Dr. Charles Revis, Executive Minister, ABC of the Northwest

Leadership insights may come from surprising places. After watching the movie The Changeling I was checking out the bonus features on the DVD. John Malkovich, who played the social activist Presbyterian minister, complimented Clint Eastwood's directing. He said, "[Clint] doesn't give you his panic and his pressure. A leader has to sort of keep that to themselves and find a way to help you keep your eye on the prize." Wow. Right on!

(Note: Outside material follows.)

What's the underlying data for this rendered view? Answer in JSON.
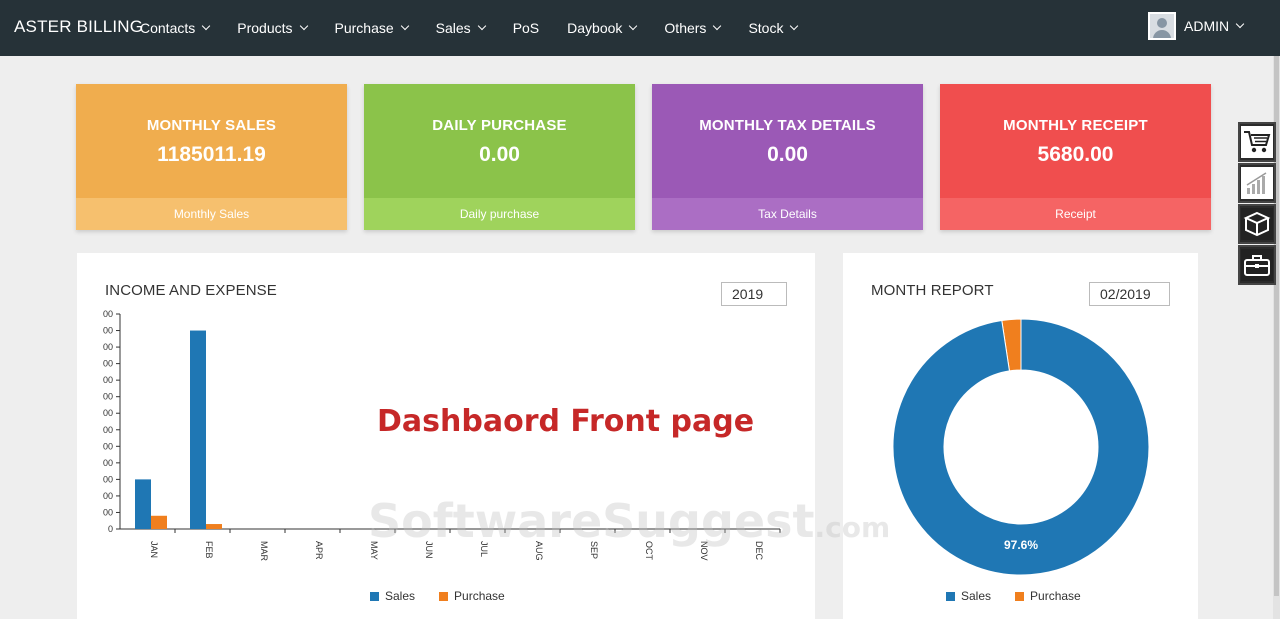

Family systems theory reveals that anxiety in any social system can effectively block progress. As a church journeys through transformation, conflict increases, and along with it anxiety. It's not unusual for the pastor to unnecessarily increase tension in the body by processing his/her own anxious thoughts among the church members. In this way the pastor unwittingly acts as an anxiety accelerator. This increase in anxiety can manifest itself in strange ways. Often they are subversive. For example, the pastor may take the lead in a new initiative, which in itself may be benign. But the push back from some is so intense that the pastor will wonder, "Where did that come from?" The pastor will have little idea that he or she helped set the stage for it.

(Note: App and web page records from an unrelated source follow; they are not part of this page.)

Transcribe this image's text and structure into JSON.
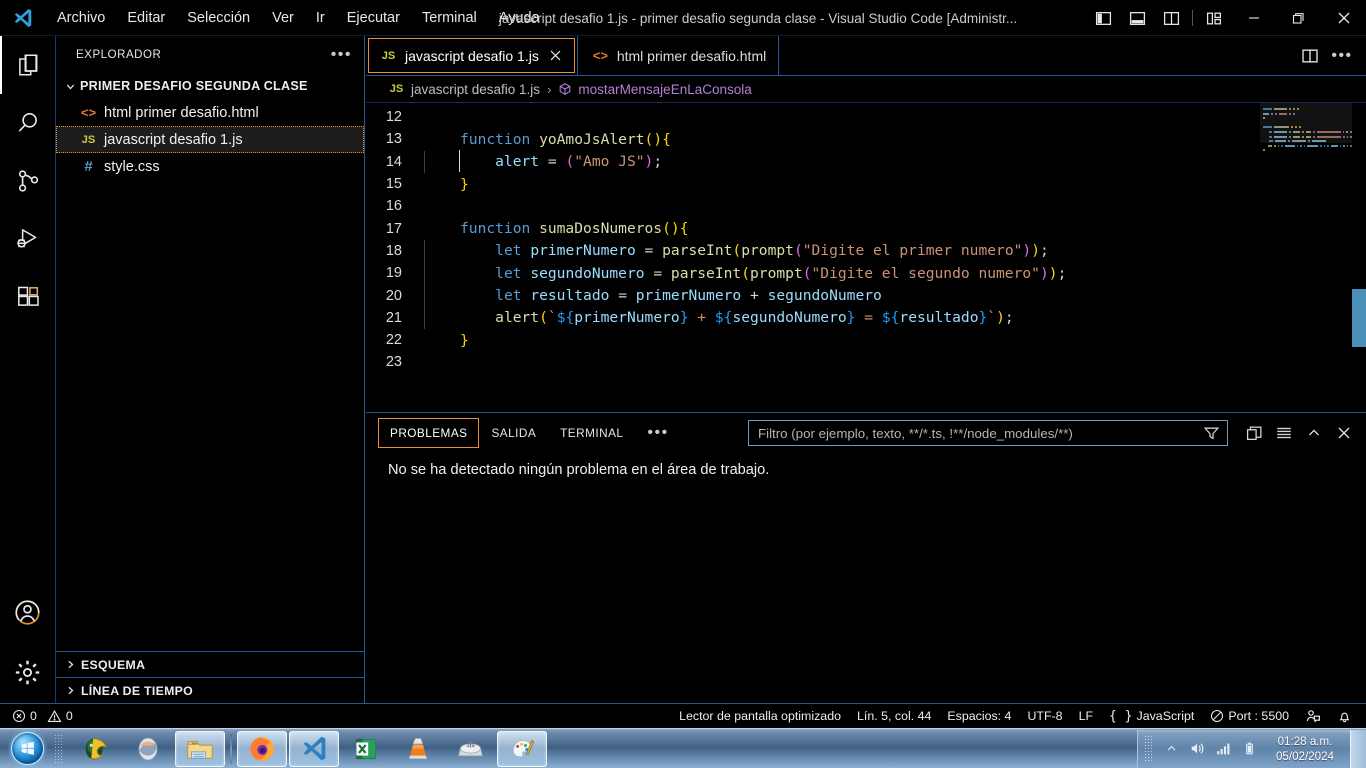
{
  "titlebar": {
    "logo_icon": "vscode-logo-icon",
    "menus": [
      "Archivo",
      "Editar",
      "Selección",
      "Ver",
      "Ir",
      "Ejecutar",
      "Terminal",
      "Ayuda"
    ],
    "window_title": "javascript desafio 1.js - primer desafio segunda clase - Visual Studio Code [Administr...",
    "layout_buttons": [
      {
        "name": "toggle-primary-sidebar-icon"
      },
      {
        "name": "toggle-panel-icon"
      },
      {
        "name": "toggle-secondary-sidebar-icon"
      },
      {
        "name": "customize-layout-icon"
      }
    ],
    "window_controls": [
      {
        "name": "minimize-button",
        "glyph": "–"
      },
      {
        "name": "maximize-button",
        "glyph": "❐"
      },
      {
        "name": "close-button",
        "glyph": "✕"
      }
    ]
  },
  "activitybar": {
    "items": [
      {
        "name": "explorer",
        "icon": "files-icon",
        "active": true
      },
      {
        "name": "search",
        "icon": "search-icon",
        "active": false
      },
      {
        "name": "source-control",
        "icon": "source-control-icon",
        "active": false
      },
      {
        "name": "run-and-debug",
        "icon": "run-debug-icon",
        "active": false
      },
      {
        "name": "extensions",
        "icon": "extensions-icon",
        "active": false
      }
    ],
    "bottom": [
      {
        "name": "accounts",
        "icon": "account-icon",
        "badge_color": "#e8912d"
      },
      {
        "name": "manage-settings",
        "icon": "gear-icon"
      }
    ]
  },
  "sidebar": {
    "title": "EXPLORADOR",
    "more_actions_label": "•••",
    "folder": {
      "name": "PRIMER DESAFIO SEGUNDA CLASE",
      "expanded": true
    },
    "files": [
      {
        "label": "html primer desafio.html",
        "icon": "html-file-icon",
        "icon_glyph": "<>",
        "selected": false
      },
      {
        "label": "javascript desafio 1.js",
        "icon": "js-file-icon",
        "icon_glyph": "JS",
        "selected": true
      },
      {
        "label": "style.css",
        "icon": "css-file-icon",
        "icon_glyph": "#",
        "selected": false
      }
    ],
    "sections": [
      {
        "label": "ESQUEMA",
        "expanded": false
      },
      {
        "label": "LÍNEA DE TIEMPO",
        "expanded": false
      }
    ]
  },
  "editor": {
    "tabs": [
      {
        "label": "javascript desafio 1.js",
        "icon_glyph": "JS",
        "icon": "js-file-icon",
        "active": true,
        "has_close": true
      },
      {
        "label": "html primer desafio.html",
        "icon_glyph": "<>",
        "icon": "html-file-icon",
        "active": false,
        "has_close": false
      }
    ],
    "tab_actions": [
      {
        "name": "split-editor-icon"
      },
      {
        "name": "more-actions-icon",
        "glyph": "•••"
      }
    ],
    "breadcrumb": [
      {
        "label": "javascript desafio 1.js",
        "icon": "js-file-icon",
        "icon_glyph": "JS"
      },
      {
        "label": "mostarMensajeEnLaConsola",
        "icon": "symbol-method-icon"
      }
    ],
    "first_line_number": 12,
    "lines": [
      {
        "n": 12,
        "guide": false,
        "tokens": []
      },
      {
        "n": 13,
        "guide": false,
        "tokens": [
          {
            "t": "function ",
            "c": "kw"
          },
          {
            "t": "yoAmoJsAlert",
            "c": "fn"
          },
          {
            "t": "(",
            "c": "pun"
          },
          {
            "t": ")",
            "c": "pun"
          },
          {
            "t": "{",
            "c": "pun"
          }
        ]
      },
      {
        "n": 14,
        "guide": true,
        "tokens": [
          {
            "t": "    alert ",
            "c": "var"
          },
          {
            "t": "= ",
            "c": "op"
          },
          {
            "t": "(",
            "c": "pun2"
          },
          {
            "t": "\"Amo JS\"",
            "c": "str"
          },
          {
            "t": ")",
            "c": "pun2"
          },
          {
            "t": ";",
            "c": "plain"
          }
        ]
      },
      {
        "n": 15,
        "guide": false,
        "tokens": [
          {
            "t": "}",
            "c": "pun"
          }
        ]
      },
      {
        "n": 16,
        "guide": false,
        "tokens": []
      },
      {
        "n": 17,
        "guide": false,
        "tokens": [
          {
            "t": "function ",
            "c": "kw"
          },
          {
            "t": "sumaDosNumeros",
            "c": "fn"
          },
          {
            "t": "(",
            "c": "pun"
          },
          {
            "t": ")",
            "c": "pun"
          },
          {
            "t": "{",
            "c": "pun"
          }
        ]
      },
      {
        "n": 18,
        "guide": true,
        "tokens": [
          {
            "t": "    ",
            "c": "plain"
          },
          {
            "t": "let ",
            "c": "kw"
          },
          {
            "t": "primerNumero ",
            "c": "var"
          },
          {
            "t": "= ",
            "c": "op"
          },
          {
            "t": "parseInt",
            "c": "fn"
          },
          {
            "t": "(",
            "c": "pun"
          },
          {
            "t": "prompt",
            "c": "fn"
          },
          {
            "t": "(",
            "c": "pun2"
          },
          {
            "t": "\"Digite el primer numero\"",
            "c": "str"
          },
          {
            "t": ")",
            "c": "pun2"
          },
          {
            "t": ")",
            "c": "pun"
          },
          {
            "t": ";",
            "c": "plain"
          }
        ]
      },
      {
        "n": 19,
        "guide": true,
        "tokens": [
          {
            "t": "    ",
            "c": "plain"
          },
          {
            "t": "let ",
            "c": "kw"
          },
          {
            "t": "segundoNumero ",
            "c": "var"
          },
          {
            "t": "= ",
            "c": "op"
          },
          {
            "t": "parseInt",
            "c": "fn"
          },
          {
            "t": "(",
            "c": "pun"
          },
          {
            "t": "prompt",
            "c": "fn"
          },
          {
            "t": "(",
            "c": "pun2"
          },
          {
            "t": "\"Digite el segundo numero\"",
            "c": "str"
          },
          {
            "t": ")",
            "c": "pun2"
          },
          {
            "t": ")",
            "c": "pun"
          },
          {
            "t": ";",
            "c": "plain"
          }
        ]
      },
      {
        "n": 20,
        "guide": true,
        "tokens": [
          {
            "t": "    ",
            "c": "plain"
          },
          {
            "t": "let ",
            "c": "kw"
          },
          {
            "t": "resultado ",
            "c": "var"
          },
          {
            "t": "= ",
            "c": "op"
          },
          {
            "t": "primerNumero ",
            "c": "var"
          },
          {
            "t": "+ ",
            "c": "op"
          },
          {
            "t": "segundoNumero",
            "c": "var"
          }
        ]
      },
      {
        "n": 21,
        "guide": true,
        "tokens": [
          {
            "t": "    ",
            "c": "plain"
          },
          {
            "t": "alert",
            "c": "fn"
          },
          {
            "t": "(",
            "c": "pun"
          },
          {
            "t": "`",
            "c": "str"
          },
          {
            "t": "${",
            "c": "pun3"
          },
          {
            "t": "primerNumero",
            "c": "var"
          },
          {
            "t": "}",
            "c": "pun3"
          },
          {
            "t": " + ",
            "c": "str"
          },
          {
            "t": "${",
            "c": "pun3"
          },
          {
            "t": "segundoNumero",
            "c": "var"
          },
          {
            "t": "}",
            "c": "pun3"
          },
          {
            "t": " = ",
            "c": "str"
          },
          {
            "t": "${",
            "c": "pun3"
          },
          {
            "t": "resultado",
            "c": "var"
          },
          {
            "t": "}",
            "c": "pun3"
          },
          {
            "t": "`",
            "c": "str"
          },
          {
            "t": ")",
            "c": "pun"
          },
          {
            "t": ";",
            "c": "plain"
          }
        ]
      },
      {
        "n": 22,
        "guide": false,
        "tokens": [
          {
            "t": "}",
            "c": "pun"
          }
        ]
      },
      {
        "n": 23,
        "guide": false,
        "tokens": []
      }
    ],
    "minimap": {
      "visible": true,
      "slider_on_top": true
    },
    "scrollbar": {
      "thumb_color": "#4a90b8"
    }
  },
  "panel": {
    "tabs": [
      {
        "label": "PROBLEMAS",
        "active": true
      },
      {
        "label": "SALIDA",
        "active": false
      },
      {
        "label": "TERMINAL",
        "active": false
      }
    ],
    "more_tabs_label": "•••",
    "filter": {
      "value": "",
      "placeholder": "Filtro (por ejemplo, texto, **/*.ts, !**/node_modules/**)",
      "icon": "filter-icon"
    },
    "actions": [
      {
        "name": "split-panel-icon"
      },
      {
        "name": "view-as-list-icon"
      },
      {
        "name": "collapse-panel-icon",
        "glyph": "^"
      },
      {
        "name": "close-panel-icon",
        "glyph": "✕"
      }
    ],
    "message": "No se ha detectado ningún problema en el área de trabajo."
  },
  "statusbar": {
    "errors": "0",
    "warnings": "0",
    "errors_icon": "error-circle-icon",
    "warnings_icon": "warning-triangle-icon",
    "items": [
      {
        "label": "Lector de pantalla optimizado",
        "name": "screen-reader-status"
      },
      {
        "label": "Lín. 5, col. 44",
        "name": "cursor-position-status"
      },
      {
        "label": "Espacios: 4",
        "name": "indentation-status"
      },
      {
        "label": "UTF-8",
        "name": "encoding-status"
      },
      {
        "label": "LF",
        "name": "eol-status"
      },
      {
        "label": "JavaScript",
        "name": "language-mode-status",
        "icon": "braces-icon"
      },
      {
        "label": "Port : 5500",
        "name": "live-server-status",
        "icon": "circle-slash-icon"
      }
    ],
    "right_icons": [
      {
        "name": "feedback-icon"
      },
      {
        "name": "bell-icon"
      }
    ]
  },
  "taskbar": {
    "start_label": "Iniciar",
    "items": [
      {
        "name": "taskbar-item-winrar",
        "icon": "winrar-icon",
        "active": false
      },
      {
        "name": "taskbar-item-media",
        "icon": "media-icon",
        "active": false
      },
      {
        "name": "taskbar-item-explorer",
        "icon": "folder-icon",
        "active": true
      },
      {
        "name": "taskbar-item-firefox",
        "icon": "firefox-icon",
        "active": true
      },
      {
        "name": "taskbar-item-vscode",
        "icon": "vscode-icon",
        "active": true
      },
      {
        "name": "taskbar-item-excel",
        "icon": "excel-icon",
        "active": false
      },
      {
        "name": "taskbar-item-vlc",
        "icon": "vlc-icon",
        "active": false
      },
      {
        "name": "taskbar-item-usb",
        "icon": "usb-drive-icon",
        "active": false
      },
      {
        "name": "taskbar-item-paint",
        "icon": "paint-icon",
        "active": true
      }
    ],
    "tray": [
      {
        "name": "show-hidden-icons",
        "icon": "chevron-up-icon"
      },
      {
        "name": "volume-icon",
        "icon": "speaker-icon"
      },
      {
        "name": "network-icon",
        "icon": "signal-bars-icon"
      },
      {
        "name": "battery-icon",
        "icon": "battery-icon"
      }
    ],
    "clock": {
      "time": "01:28 a.m.",
      "date": "05/02/2024"
    }
  },
  "colors": {
    "accent_focus": "#e8912d",
    "border_blue": "#3794ff",
    "scrollbar": "#4a90b8",
    "keyword": "#569cd6",
    "function": "#dcdcaa",
    "string": "#ce9178",
    "variable": "#9cdcfe",
    "punctuation_yellow": "#ffd700",
    "punctuation_magenta": "#da70d6",
    "punctuation_blue": "#179fff"
  }
}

Conflict in the church is a normal part of transformation. It should be expected. In fact, an absence of conflict is a certain indicator of little forward movement. So, how should a pastor and the leaders process their anxious feelings which are a normal part of leading change?

Certainly not among the general church members! This is the first rule. Learn to bite your tongue. Externalizing one's pain without discretion is a mistake many pastors make to their regret.

Self-discipline is required to process anxiety in a safe place. This leads to the second rule. Pastors must select carefully with whom they will process their pain. A trustworthy covenantal group of ministerial colleagues is one best place. This is one of the primary functions of the Leadership Learning Communities (LLC). Not only can the LLC listen and empathize and pray, the group can coach the pastor to take appropriate responsive action.

A third rule is to increasingly pour out one's worries and anxieties to God in prayer. This is one of the good things that can come from conflict as the tension reinforces motivation for pursuing spiritual disciplines. Personally, I am more consistent in prayer, meditation and scripture memorization when I am dealing with conflict. I recommend applying what Paul commanded, "Do not be anxious about anything, but in everything, by prayer and petition, present your requests to God. And the peace of God, which transcends all understanding, will guard your hearts and your minds in Christ Jesus."  Philippians 4:6-7

And, fourthly, follow the example of Clint Eastwood (I never imagined I would be giving this advice) and become a non-anxious presence for the congregation. Concentrate on avoiding defensive reactions. Lead by continually refocusing the church on its God-given mission of reaching the world for Christ. These steps will help reduce tension in the system, providing a more conducive environment for discernment and forward movement.

Originally published February 2009 © Dr. Charles Revis, ABC Northwest